My brother had never seen a theatre show until he came to the first Re:Write. We all expected him to get bored but he loved it! The competition allows people to get a taste for different styles of theatre because usually the five plays are very different – naturalistic, absurdist, big casts, small casts, there’s even a monologue play this year.

Finally, what does the Lakeside Theatre mean to you?

It’s given me a job, facilitated strong friendships, and provided a platform for my work. My life at university would be very different without the theatre and the people who make it.

See John’s play, and four other pieces of new writing, at the ‘Re:Write’ competition this Friday 1 June (7.30pm).
We’ll announce the winning play at the end of the performances. Book your seats to see who takes home the crown, HERE.

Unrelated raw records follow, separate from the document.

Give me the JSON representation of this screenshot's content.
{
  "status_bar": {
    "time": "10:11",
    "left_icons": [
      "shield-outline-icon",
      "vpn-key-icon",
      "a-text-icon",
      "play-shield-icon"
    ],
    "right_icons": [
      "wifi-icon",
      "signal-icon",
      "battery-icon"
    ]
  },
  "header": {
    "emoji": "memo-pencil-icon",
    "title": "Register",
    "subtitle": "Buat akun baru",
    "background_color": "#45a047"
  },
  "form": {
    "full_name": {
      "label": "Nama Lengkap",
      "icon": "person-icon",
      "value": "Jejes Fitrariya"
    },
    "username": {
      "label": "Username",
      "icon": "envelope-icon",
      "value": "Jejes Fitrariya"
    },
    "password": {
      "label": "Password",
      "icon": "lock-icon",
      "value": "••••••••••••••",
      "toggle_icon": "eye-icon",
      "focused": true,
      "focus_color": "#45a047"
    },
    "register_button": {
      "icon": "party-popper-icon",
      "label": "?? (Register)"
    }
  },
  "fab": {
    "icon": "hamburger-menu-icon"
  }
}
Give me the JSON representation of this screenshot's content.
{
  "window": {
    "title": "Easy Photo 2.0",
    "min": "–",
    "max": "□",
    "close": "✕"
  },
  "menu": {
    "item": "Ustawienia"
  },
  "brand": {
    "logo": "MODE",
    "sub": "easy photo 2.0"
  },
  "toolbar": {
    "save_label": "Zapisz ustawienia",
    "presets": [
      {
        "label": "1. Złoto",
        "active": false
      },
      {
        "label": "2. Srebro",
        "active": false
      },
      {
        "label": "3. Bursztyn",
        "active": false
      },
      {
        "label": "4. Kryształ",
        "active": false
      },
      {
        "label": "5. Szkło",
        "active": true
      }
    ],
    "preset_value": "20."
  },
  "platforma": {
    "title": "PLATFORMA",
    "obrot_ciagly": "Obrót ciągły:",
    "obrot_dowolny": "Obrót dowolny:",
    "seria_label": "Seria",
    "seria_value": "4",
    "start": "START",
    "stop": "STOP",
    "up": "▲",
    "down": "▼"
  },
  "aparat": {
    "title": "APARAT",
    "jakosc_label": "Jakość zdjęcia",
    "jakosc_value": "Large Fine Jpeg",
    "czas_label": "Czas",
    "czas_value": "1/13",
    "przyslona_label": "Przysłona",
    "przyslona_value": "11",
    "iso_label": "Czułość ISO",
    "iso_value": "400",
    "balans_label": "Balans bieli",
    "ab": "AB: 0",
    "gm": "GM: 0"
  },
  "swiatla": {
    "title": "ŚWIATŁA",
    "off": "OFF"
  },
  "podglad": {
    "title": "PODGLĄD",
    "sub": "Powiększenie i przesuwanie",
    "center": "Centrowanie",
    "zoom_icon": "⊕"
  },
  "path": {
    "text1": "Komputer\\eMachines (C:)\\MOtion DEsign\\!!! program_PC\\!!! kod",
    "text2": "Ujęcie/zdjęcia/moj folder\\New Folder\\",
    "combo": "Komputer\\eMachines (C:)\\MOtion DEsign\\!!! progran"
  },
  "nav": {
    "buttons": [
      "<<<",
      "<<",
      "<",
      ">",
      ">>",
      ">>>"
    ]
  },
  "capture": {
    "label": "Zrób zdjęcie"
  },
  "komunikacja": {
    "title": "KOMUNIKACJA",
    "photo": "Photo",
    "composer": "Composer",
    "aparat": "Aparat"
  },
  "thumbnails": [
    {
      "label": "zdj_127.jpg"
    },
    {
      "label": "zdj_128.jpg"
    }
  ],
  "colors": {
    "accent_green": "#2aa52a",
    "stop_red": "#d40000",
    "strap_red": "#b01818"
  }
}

Free fizz on us!

We’re delighted to announce that you can now get a free glass of fizz with your meal at The Brasserie at Wivenhoe House when you dine before ANY show!

Yep, that’s right. No longer limited to just Screenings, your ticket to any main stage or student show (or Screening!) will be enough to nab you a free glass of bubbles with your meal. Just show your ticket or booking confirmation email to your server.

Food is served all day and Wivenhoe House is only a few minutes walk from the theatre.

Click here to view the menu or email for more information.

Become a Young Reviewer

Are you a college or sixth-form student? Do you love the theatre? Want to gain some more writing experience?

Click on the link below to find out more!

Young Reviewer Pack